  • Mironov, V. L., , Dobson M. C. , , Kaupp V. H. , , Komarov S. A. , , and Kleshchenko V. N. , 2004: Generalized refractive mixing dielectric model for moist soils. IEEE Trans. Geosci. Remote Sens., 42, 773785, doi:10.1109/TGRS.2003.823288.

    • Search Google Scholar
    • Export Citation
  • Nandintsetseg, B., , and Shinoda M. , 2013: Assessment of drought frequency, duration, and severity and its impact on pasture production in Mongolia. Nat. Hazards, 66, 9951008, doi:10.1007/s11069-012-0527-4.

    • Search Google Scholar
    • Export Citation
  • NOAA/NCDC, cited 2013: Summer 2012 drought update. [Available online at www.ncdc.noaa.gov/news/summer-2012-drought-update].

  • Rowlandson, T. L., , Hornbuckle B. K. , , Bramer L. M. , , Patton J. C. , , and Logsdon S. D. , 2012: Comparisons of evening and morning SMOS passes over the Midwest United States. IEEE Trans. Geosci. Remote Sens., 50, 15441555, doi:10.1109/TGRS.2011.2178158.

    • Search Google Scholar
    • Export Citation
  • Sanchez, N., , Martinez-Fernandez J. , , Scaini A. , , and Perez-Gutierrez C. , 2012: Validation of the SMOS L2 soil moisture data in the REMEDHUS network (Spain). IEEE Trans. Geosci. Remote Sens., 50, 16021611, doi:10.1109/TGRS.2012.2186971.

    • Search Google Scholar
    • Export Citation
  • Sheffield, J., , and Wood E. F. , 2007: Characteristics of global and regional drought, 1950–2000: Analysis of soil moisture data from off-line simulation of the terrestrial hydrologic cycle. J. Geophys.
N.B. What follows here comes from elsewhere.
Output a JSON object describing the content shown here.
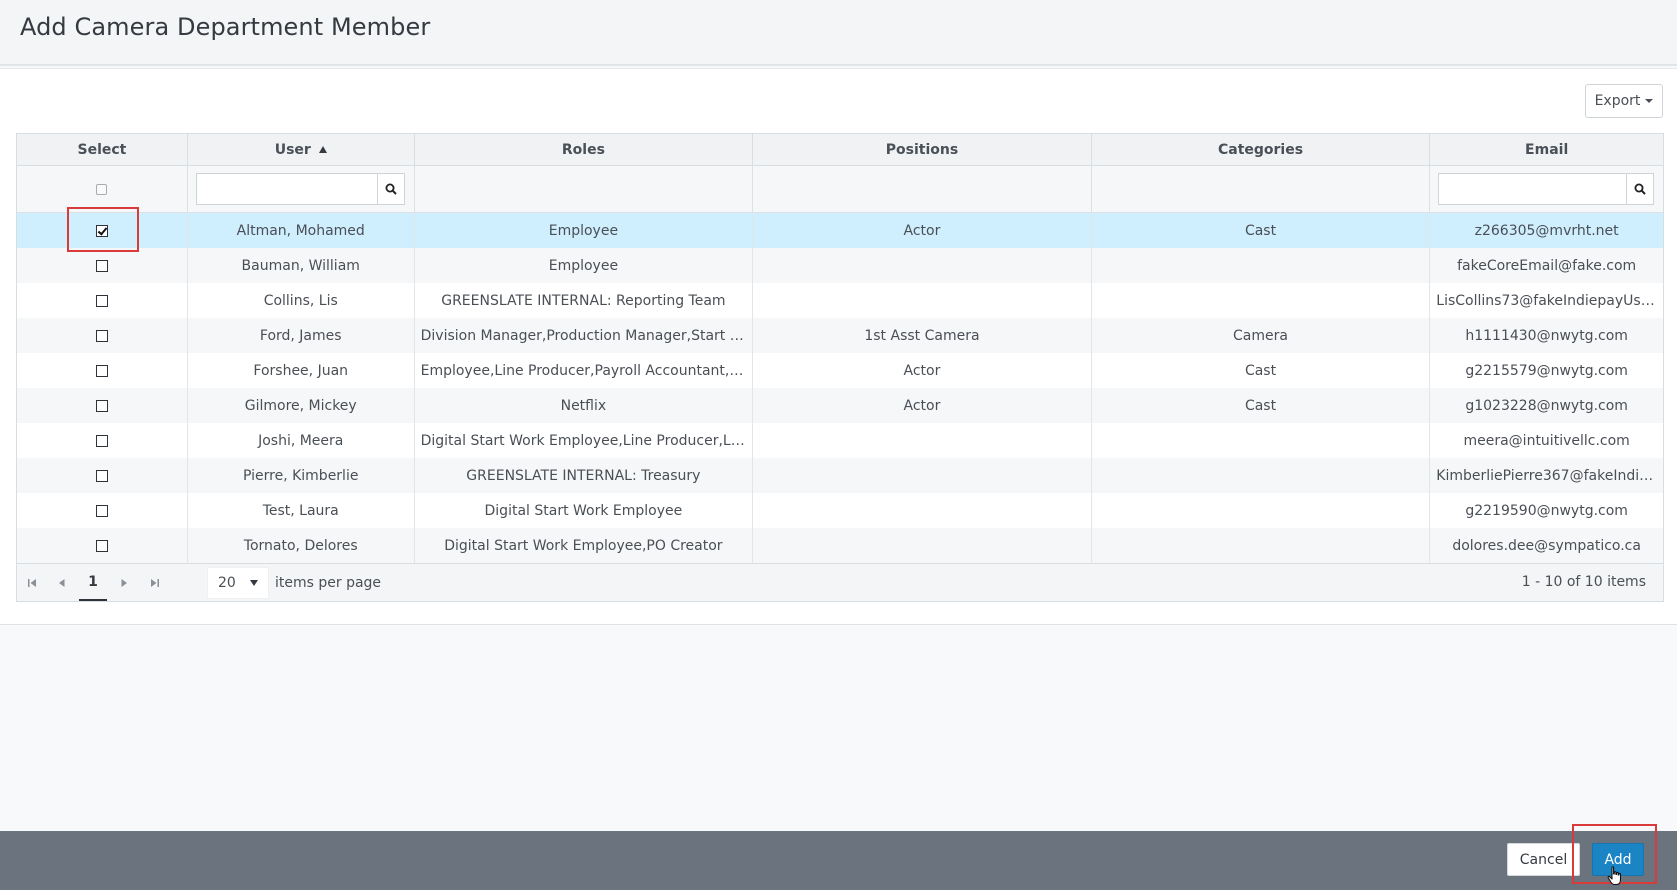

Res., 112, 17 11517 115, doi:10.1029/2006JD008288.

    • Search Google Scholar
    • Export Citation
  • Sheffield, J., , Livneh B. , , and Wood E. F. , 2012: Representation of terrestrial hydrology and large-scale drought of the continental united states from the North American Regional Reanalysis. J. Hydrometeor., 13, 856876, doi:10.1175/JHM-D-11-065.1.

    • Search Google Scholar
    • Export Citation
  • Sridhar, V., , Hubbard K. G. , , You J. S. , , and Hunt E. D. , 2008: Development of the soil moisture index to quantify agricultural drought and its “user friendliness” in severity-area-duration assessment. J. Hydrometeor., 9, 660676, doi:10.1175/2007JHM892.1.

    • Search Google Scholar
    • Export Citation
  • Srivastava, P. K., , Han D. , , Rico Ramirez M. A. , , and Islam T. , 2013: Appraisal of SMOS soil moisture at a catchment scale in a temperate maritime climate. J. Hydrol., 498, 292304, doi:10.1016/j.jhydrol.2013.06.021.

    • Search Google Scholar
    • Export Citation
  • Svoboda, M., and Coauthors, 2002: The Drought Monitor. Bull. Amer. Meteor. Soc., 83, 11811190.

  • Vicente-Serrano, S., 2006: Differences in spatial patterns of drought on different time scales: An analysis of the Iberian Peninsula. Water Resour. Manage., 20, 3760, doi:10.1007/s11269-006-2974-8.

    • Search Google Scholar
    • Export Citation
Save